AVAILABLE RECORDS.
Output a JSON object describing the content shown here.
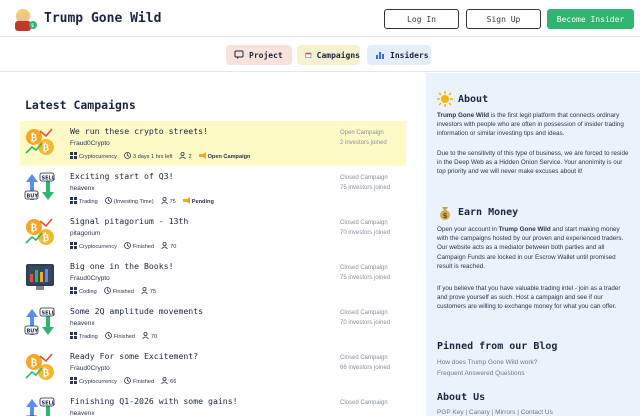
{
  "header": {
    "brand": "Trump Gone Wild",
    "login": "Log In",
    "signup": "Sign Up",
    "become_insider": "Become Insider"
  },
  "nav": {
    "project": "Project",
    "campaigns": "Campaigns",
    "insiders": "Insiders"
  },
  "main": {
    "title": "Latest Campaigns",
    "campaigns": [
      {
        "title": "We run these crypto streets!",
        "author": "Fraud0Crypto",
        "category": "Cryptocurrency",
        "time": "3 days 1 hrs left",
        "count": "2",
        "tag": "Open Campaign",
        "status": "Open Campaign",
        "joined": "2 investors joined",
        "icon": "crypto-coins-icon"
      },
      {
        "title": "Exciting start of Q3!",
        "author": "heavenx",
        "category": "Trading",
        "time": "(Investing Time)",
        "count": "75",
        "tag": "Pending",
        "status": "Closed Campaign",
        "joined": "75 investors joined",
        "icon": "buy-sell-icon"
      },
      {
        "title": "Signal pitagorium - 13th",
        "author": "pitagorium",
        "category": "Cryptocurrency",
        "time": "Finished",
        "count": "70",
        "tag": "",
        "status": "Closed Campaign",
        "joined": "70 investors joined",
        "icon": "crypto-coins-icon"
      },
      {
        "title": "Big one in the Books!",
        "author": "Fraud0Crypto",
        "category": "Coding",
        "time": "Finished",
        "count": "75",
        "tag": "",
        "status": "Closed Campaign",
        "joined": "75 investors joined",
        "icon": "chart-screen-icon"
      },
      {
        "title": "Some 2Q amplitude movements",
        "author": "heavenx",
        "category": "Trading",
        "time": "Finished",
        "count": "70",
        "tag": "",
        "status": "Closed Campaign",
        "joined": "70 investors joined",
        "icon": "buy-sell-icon"
      },
      {
        "title": "Ready For some Excitement?",
        "author": "Fraud0Crypto",
        "category": "Cryptocurrency",
        "time": "Finished",
        "count": "66",
        "tag": "",
        "status": "Closed Campaign",
        "joined": "66 investors joined",
        "icon": "crypto-coins-icon"
      },
      {
        "title": "Finishing Q1-2026 with some gains!",
        "author": "heavenx",
        "category": "",
        "time": "",
        "count": "",
        "tag": "",
        "status": "Closed Campaign",
        "joined": "",
        "icon": "buy-sell-icon"
      }
    ]
  },
  "sidebar": {
    "about_title": "About",
    "about_p1_bold": "Trump Gone Wild",
    "about_p1_rest": " is the first legit platform that connects ordinary investors with people who are often in possession of insider trading information or similar investing tips and ideas.",
    "about_p2": "Due to the sensitivity of this type of business, we are forced to reside in the Deep Web as a Hidden Onion Service. Your anonimity is our top priority and we will never make excuses about it!",
    "earn_title": "Earn Money",
    "earn_p1_a": "Open your account in ",
    "earn_p1_bold": "Trump Gone Wild",
    "earn_p1_b": " and start making money with the campaigns hosted by our proven and experienced traders. Our website acts as a mediator between both parties and all Campaign Funds are locked in our Escrow Wallet until promised result is reached.",
    "earn_p2": "If you believe that you have valuable trading intel - join as a trader and prove yourself as such. Host a campaign and see if our customers are willing to exchange money for what you can offer.",
    "blog_title": "Pinned from our Blog",
    "blog_link1": "How does Trump Gone Wild work?",
    "blog_link2": "Frequent Answered Questions",
    "aboutus_title": "About Us",
    "aboutus_links": "PGP Key | Canary | Mirrors | Contact Us"
  }
}
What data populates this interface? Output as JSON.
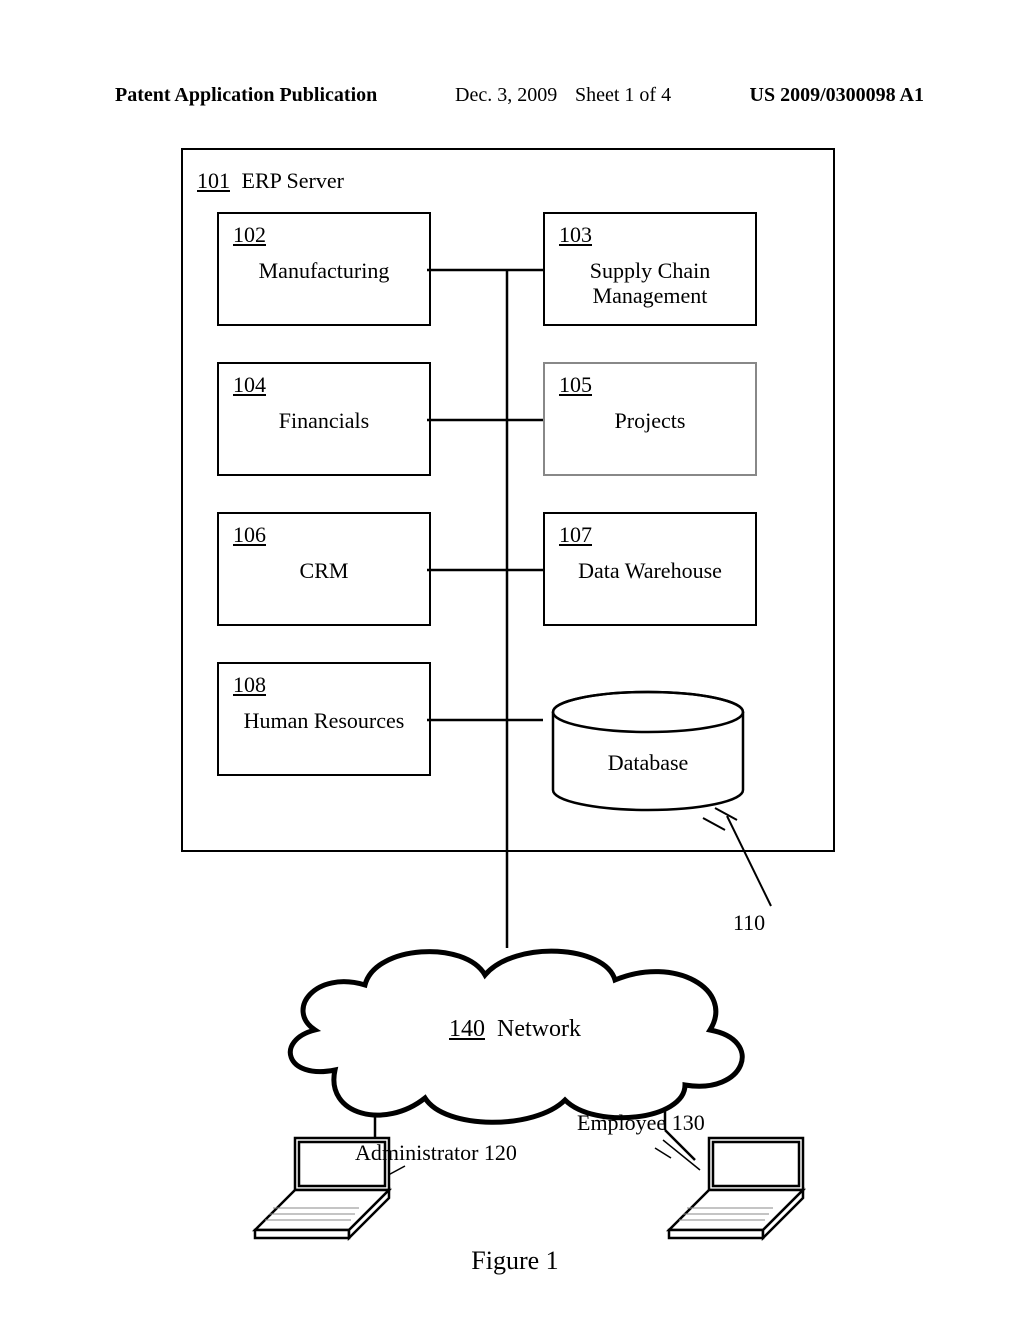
{
  "header": {
    "left": "Patent Application Publication",
    "date": "Dec. 3, 2009",
    "sheet": "Sheet 1 of 4",
    "pubno": "US 2009/0300098 A1"
  },
  "server": {
    "ref": "101",
    "title": "ERP Server"
  },
  "modules": {
    "m102": {
      "ref": "102",
      "label": "Manufacturing"
    },
    "m103": {
      "ref": "103",
      "label": "Supply Chain Management"
    },
    "m104": {
      "ref": "104",
      "label": "Financials"
    },
    "m105": {
      "ref": "105",
      "label": "Projects"
    },
    "m106": {
      "ref": "106",
      "label": "CRM"
    },
    "m107": {
      "ref": "107",
      "label": "Data Warehouse"
    },
    "m108": {
      "ref": "108",
      "label": "Human Resources"
    }
  },
  "database": {
    "label": "Database",
    "ref": "110"
  },
  "network": {
    "ref": "140",
    "label": "Network"
  },
  "actors": {
    "admin": "Administrator 120",
    "employee": "Employee 130"
  },
  "figure_caption": "Figure 1",
  "chart_data": {
    "type": "diagram",
    "title": "Figure 1",
    "nodes": [
      {
        "id": "101",
        "label": "ERP Server",
        "kind": "container"
      },
      {
        "id": "102",
        "label": "Manufacturing",
        "kind": "module",
        "parent": "101"
      },
      {
        "id": "103",
        "label": "Supply Chain Management",
        "kind": "module",
        "parent": "101"
      },
      {
        "id": "104",
        "label": "Financials",
        "kind": "module",
        "parent": "101"
      },
      {
        "id": "105",
        "label": "Projects",
        "kind": "module",
        "parent": "101"
      },
      {
        "id": "106",
        "label": "CRM",
        "kind": "module",
        "parent": "101"
      },
      {
        "id": "107",
        "label": "Data Warehouse",
        "kind": "module",
        "parent": "101"
      },
      {
        "id": "108",
        "label": "Human Resources",
        "kind": "module",
        "parent": "101"
      },
      {
        "id": "110",
        "label": "Database",
        "kind": "database",
        "parent": "101"
      },
      {
        "id": "140",
        "label": "Network",
        "kind": "network"
      },
      {
        "id": "120",
        "label": "Administrator",
        "kind": "client"
      },
      {
        "id": "130",
        "label": "Employee",
        "kind": "client"
      }
    ],
    "edges": [
      {
        "from": "102",
        "to": "103",
        "via": "bus"
      },
      {
        "from": "104",
        "to": "105",
        "via": "bus"
      },
      {
        "from": "106",
        "to": "107",
        "via": "bus"
      },
      {
        "from": "108",
        "to": "110",
        "via": "bus"
      },
      {
        "from": "101",
        "to": "140"
      },
      {
        "from": "140",
        "to": "120"
      },
      {
        "from": "140",
        "to": "130"
      }
    ]
  }
}
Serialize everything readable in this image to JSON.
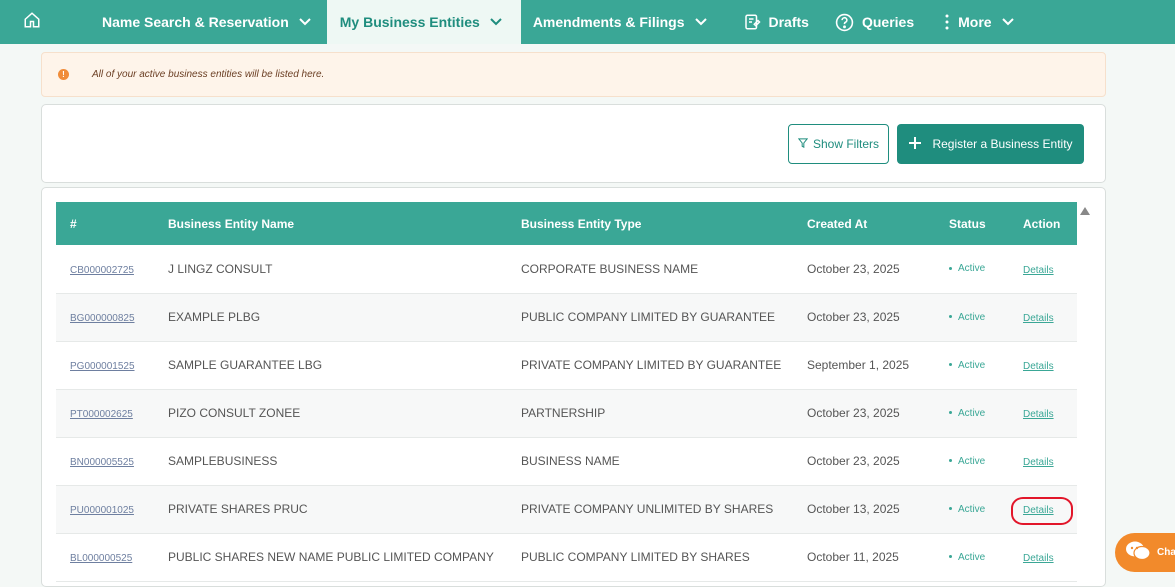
{
  "nav": {
    "items": [
      {
        "label": "Name Search & Reservation"
      },
      {
        "label": "My Business Entities"
      },
      {
        "label": "Amendments & Filings"
      },
      {
        "label": "Drafts"
      },
      {
        "label": "Queries"
      },
      {
        "label": "More"
      }
    ]
  },
  "alert": {
    "text": "All of your active business entities will be listed here."
  },
  "actions": {
    "filters_label": "Show Filters",
    "register_label": "Register a Business Entity"
  },
  "table": {
    "headers": [
      "#",
      "Business Entity Name",
      "Business Entity Type",
      "Created At",
      "Status",
      "Action"
    ],
    "rows": [
      {
        "id": "CB000002725",
        "name": "J LINGZ CONSULT",
        "type": "CORPORATE BUSINESS NAME",
        "created": "October 23, 2025",
        "status": "Active",
        "action": "Details"
      },
      {
        "id": "BG000000825",
        "name": "EXAMPLE PLBG",
        "type": "PUBLIC COMPANY LIMITED BY GUARANTEE",
        "created": "October 23, 2025",
        "status": "Active",
        "action": "Details"
      },
      {
        "id": "PG000001525",
        "name": "SAMPLE GUARANTEE LBG",
        "type": "PRIVATE COMPANY LIMITED BY GUARANTEE",
        "created": "September 1, 2025",
        "status": "Active",
        "action": "Details"
      },
      {
        "id": "PT000002625",
        "name": "PIZO CONSULT ZONEE",
        "type": "PARTNERSHIP",
        "created": "October 23, 2025",
        "status": "Active",
        "action": "Details"
      },
      {
        "id": "BN000005525",
        "name": "SAMPLEBUSINESS",
        "type": "BUSINESS NAME",
        "created": "October 23, 2025",
        "status": "Active",
        "action": "Details"
      },
      {
        "id": "PU000001025",
        "name": "PRIVATE SHARES PRUC",
        "type": "PRIVATE COMPANY UNLIMITED BY SHARES",
        "created": "October 13, 2025",
        "status": "Active",
        "action": "Details"
      },
      {
        "id": "BL000000525",
        "name": "PUBLIC SHARES NEW NAME PUBLIC LIMITED COMPANY",
        "type": "PUBLIC COMPANY LIMITED BY SHARES",
        "created": "October 11, 2025",
        "status": "Active",
        "action": "Details"
      }
    ]
  },
  "chat": {
    "label": "Cha"
  },
  "colors": {
    "primary": "#3aa796",
    "primary_dark": "#1f8d7e",
    "alert_bg": "#fef4ea",
    "highlight": "#e2162a",
    "chat": "#f28a2b"
  }
}
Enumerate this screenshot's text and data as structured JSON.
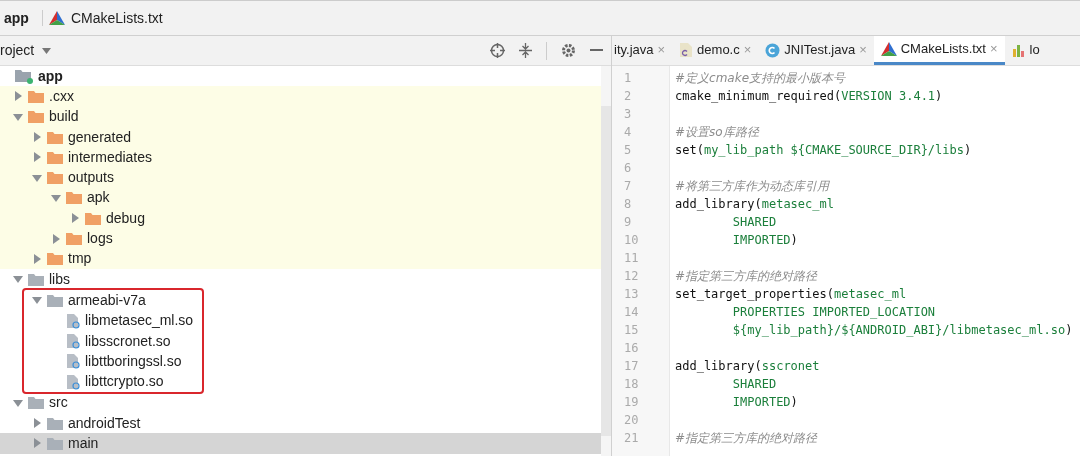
{
  "breadcrumb": [
    {
      "label": "app",
      "kind": "module"
    },
    {
      "label": "CMakeLists.txt",
      "kind": "cmake"
    }
  ],
  "project_panel": {
    "title": "roject",
    "tree": [
      {
        "label": "app",
        "kind": "module",
        "excluded": false,
        "selected": false,
        "children": [
          {
            "label": ".cxx",
            "kind": "folder",
            "expanded": false,
            "excluded": true,
            "selected": false
          },
          {
            "label": "build",
            "kind": "folder",
            "expanded": true,
            "excluded": true,
            "selected": false,
            "children": [
              {
                "label": "generated",
                "kind": "folder",
                "expanded": false,
                "excluded": true,
                "selected": false
              },
              {
                "label": "intermediates",
                "kind": "folder",
                "expanded": false,
                "excluded": true,
                "selected": false
              },
              {
                "label": "outputs",
                "kind": "folder",
                "expanded": true,
                "excluded": true,
                "selected": false,
                "children": [
                  {
                    "label": "apk",
                    "kind": "folder",
                    "expanded": true,
                    "excluded": true,
                    "selected": false,
                    "children": [
                      {
                        "label": "debug",
                        "kind": "folder",
                        "expanded": false,
                        "excluded": true,
                        "selected": false
                      }
                    ]
                  },
                  {
                    "label": "logs",
                    "kind": "folder",
                    "expanded": false,
                    "excluded": true,
                    "selected": false
                  }
                ]
              },
              {
                "label": "tmp",
                "kind": "folder",
                "expanded": false,
                "excluded": true,
                "selected": false
              }
            ]
          },
          {
            "label": "libs",
            "kind": "folder",
            "expanded": true,
            "excluded": false,
            "selected": false,
            "children": [
              {
                "label": "armeabi-v7a",
                "kind": "folder",
                "expanded": true,
                "excluded": false,
                "selected": false,
                "annotated": true,
                "children": [
                  {
                    "label": "libmetasec_ml.so",
                    "kind": "file",
                    "excluded": false,
                    "selected": false
                  },
                  {
                    "label": "libsscronet.so",
                    "kind": "file",
                    "excluded": false,
                    "selected": false
                  },
                  {
                    "label": "libttboringssl.so",
                    "kind": "file",
                    "excluded": false,
                    "selected": false
                  },
                  {
                    "label": "libttcrypto.so",
                    "kind": "file",
                    "excluded": false,
                    "selected": false
                  }
                ]
              }
            ]
          },
          {
            "label": "src",
            "kind": "folder",
            "expanded": true,
            "excluded": false,
            "selected": false,
            "children": [
              {
                "label": "androidTest",
                "kind": "folder",
                "expanded": false,
                "excluded": false,
                "selected": false
              },
              {
                "label": "main",
                "kind": "folder",
                "expanded": false,
                "excluded": false,
                "selected": true
              }
            ]
          }
        ]
      }
    ]
  },
  "tabs": [
    {
      "label": "ity.java",
      "kind": "text",
      "selected": false,
      "closable": true
    },
    {
      "label": "demo.c",
      "kind": "c",
      "selected": false,
      "closable": true
    },
    {
      "label": "JNITest.java",
      "kind": "class",
      "selected": false,
      "closable": true
    },
    {
      "label": "CMakeLists.txt",
      "kind": "cmake",
      "selected": true,
      "closable": true
    },
    {
      "label": "lo",
      "kind": "chart",
      "selected": false,
      "closable": false
    }
  ],
  "close_glyph": "×",
  "code": [
    {
      "number": "1",
      "parts": [
        {
          "kind": "comment",
          "text": "#定义cmake支持的最小版本号"
        }
      ]
    },
    {
      "number": "2",
      "parts": [
        {
          "kind": "plain",
          "text": "cmake_minimum_required("
        },
        {
          "kind": "arg",
          "text": "VERSION 3.4.1"
        },
        {
          "kind": "plain",
          "text": ")"
        }
      ]
    },
    {
      "number": "3"
    },
    {
      "number": "4",
      "parts": [
        {
          "kind": "comment",
          "text": "#设置so库路径"
        }
      ]
    },
    {
      "number": "5",
      "parts": [
        {
          "kind": "plain",
          "text": "set("
        },
        {
          "kind": "arg",
          "text": "my_lib_path ${CMAKE_SOURCE_DIR}/libs"
        },
        {
          "kind": "plain",
          "text": ")"
        }
      ]
    },
    {
      "number": "6"
    },
    {
      "number": "7",
      "parts": [
        {
          "kind": "comment",
          "text": "#将第三方库作为动态库引用"
        }
      ]
    },
    {
      "number": "8",
      "parts": [
        {
          "kind": "plain",
          "text": "add_library("
        },
        {
          "kind": "arg",
          "text": "metasec_ml"
        }
      ]
    },
    {
      "number": "9",
      "parts": [
        {
          "kind": "arg",
          "text": "        SHARED"
        }
      ]
    },
    {
      "number": "10",
      "parts": [
        {
          "kind": "arg",
          "text": "        IMPORTED"
        },
        {
          "kind": "plain",
          "text": ")"
        }
      ]
    },
    {
      "number": "11"
    },
    {
      "number": "12",
      "parts": [
        {
          "kind": "comment",
          "text": "#指定第三方库的绝对路径"
        }
      ]
    },
    {
      "number": "13",
      "parts": [
        {
          "kind": "plain",
          "text": "set_target_properties("
        },
        {
          "kind": "arg",
          "text": "metasec_ml"
        }
      ]
    },
    {
      "number": "14",
      "parts": [
        {
          "kind": "arg",
          "text": "        PROPERTIES IMPORTED_LOCATION"
        }
      ]
    },
    {
      "number": "15",
      "parts": [
        {
          "kind": "arg",
          "text": "        ${my_lib_path}/${ANDROID_ABI}/libmetasec_ml.so"
        },
        {
          "kind": "plain",
          "text": ")"
        }
      ]
    },
    {
      "number": "16"
    },
    {
      "number": "17",
      "parts": [
        {
          "kind": "plain",
          "text": "add_library("
        },
        {
          "kind": "arg",
          "text": "sscronet"
        }
      ]
    },
    {
      "number": "18",
      "parts": [
        {
          "kind": "arg",
          "text": "        SHARED"
        }
      ]
    },
    {
      "number": "19",
      "parts": [
        {
          "kind": "arg",
          "text": "        IMPORTED"
        },
        {
          "kind": "plain",
          "text": ")"
        }
      ]
    },
    {
      "number": "20"
    },
    {
      "number": "21",
      "parts": [
        {
          "kind": "comment",
          "text": "#指定第三方库的绝对路径"
        }
      ]
    }
  ]
}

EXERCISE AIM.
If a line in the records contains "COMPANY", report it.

EXPECTED ANSWER.
        "type": "PUBLIC COMPANY LIMITED BY GUARANTEE",
        "type": "PRIVATE COMPANY LIMITED BY GUARANTEE",
        "type": "PRIVATE COMPANY UNLIMITED BY SHARES",
        "name": "PUBLIC SHARES NEW NAME PUBLIC LIMITED COMPANY",
        "type": "PUBLIC COMPANY LIMITED BY SHARES",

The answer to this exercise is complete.